____ Records

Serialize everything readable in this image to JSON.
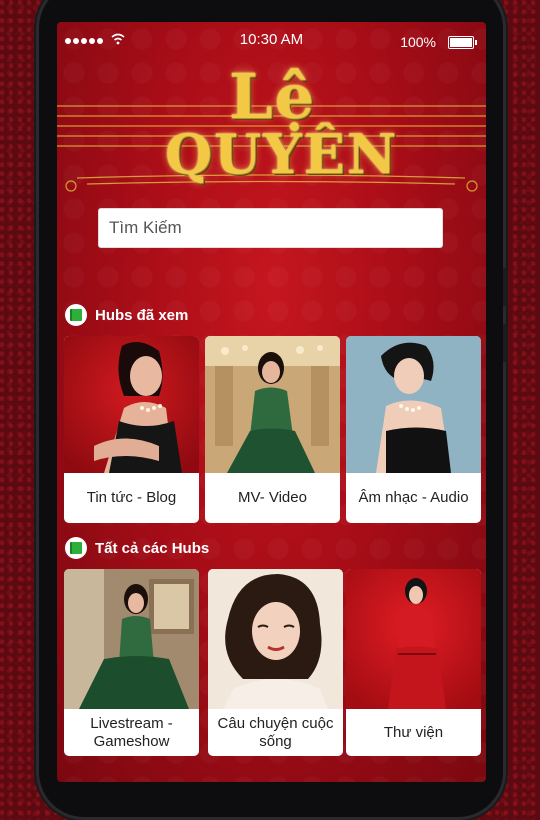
{
  "status": {
    "time": "10:30 AM",
    "battery": "100%",
    "battery_level": 1.0
  },
  "brand": {
    "logo_top": "Lệ",
    "logo_bottom": "QUYÊN"
  },
  "search": {
    "placeholder": "Tìm Kiếm"
  },
  "sections": [
    {
      "title": "Hubs đã xem",
      "cards": [
        {
          "label": "Tin tức - Blog"
        },
        {
          "label": "MV- Video"
        },
        {
          "label": "Âm nhạc - Audio"
        }
      ]
    },
    {
      "title": "Tất cả các Hubs",
      "cards": [
        {
          "label": "Livestream - Gameshow"
        },
        {
          "label": "Câu chuyện cuộc sống"
        },
        {
          "label": "Thư viện"
        }
      ]
    }
  ],
  "colors": {
    "accent": "#c5161f",
    "gold": "#f2c845",
    "book_icon": "#2fae3a"
  }
}
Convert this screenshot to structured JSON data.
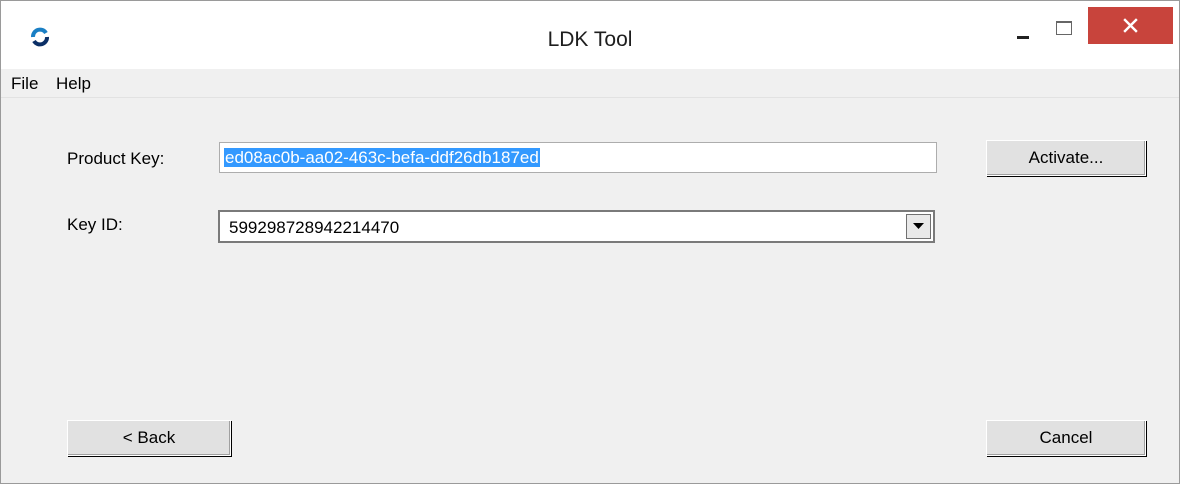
{
  "window": {
    "title": "LDK Tool",
    "icon": "ldk-app-icon",
    "close_color": "#c8443c"
  },
  "menu": {
    "items": [
      "File",
      "Help"
    ]
  },
  "form": {
    "product_key_label": "Product Key:",
    "product_key_value": "ed08ac0b-aa02-463c-befa-ddf26db187ed",
    "key_id_label": "Key ID:",
    "key_id_value": "599298728942214470",
    "selection_color": "#3399ff"
  },
  "buttons": {
    "activate": "Activate...",
    "back": "< Back",
    "cancel": "Cancel"
  }
}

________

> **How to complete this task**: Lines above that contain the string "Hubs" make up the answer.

> **Output of the exercise**:
      "title": "Hubs đã xem",
      "title": "Tất cả các Hubs",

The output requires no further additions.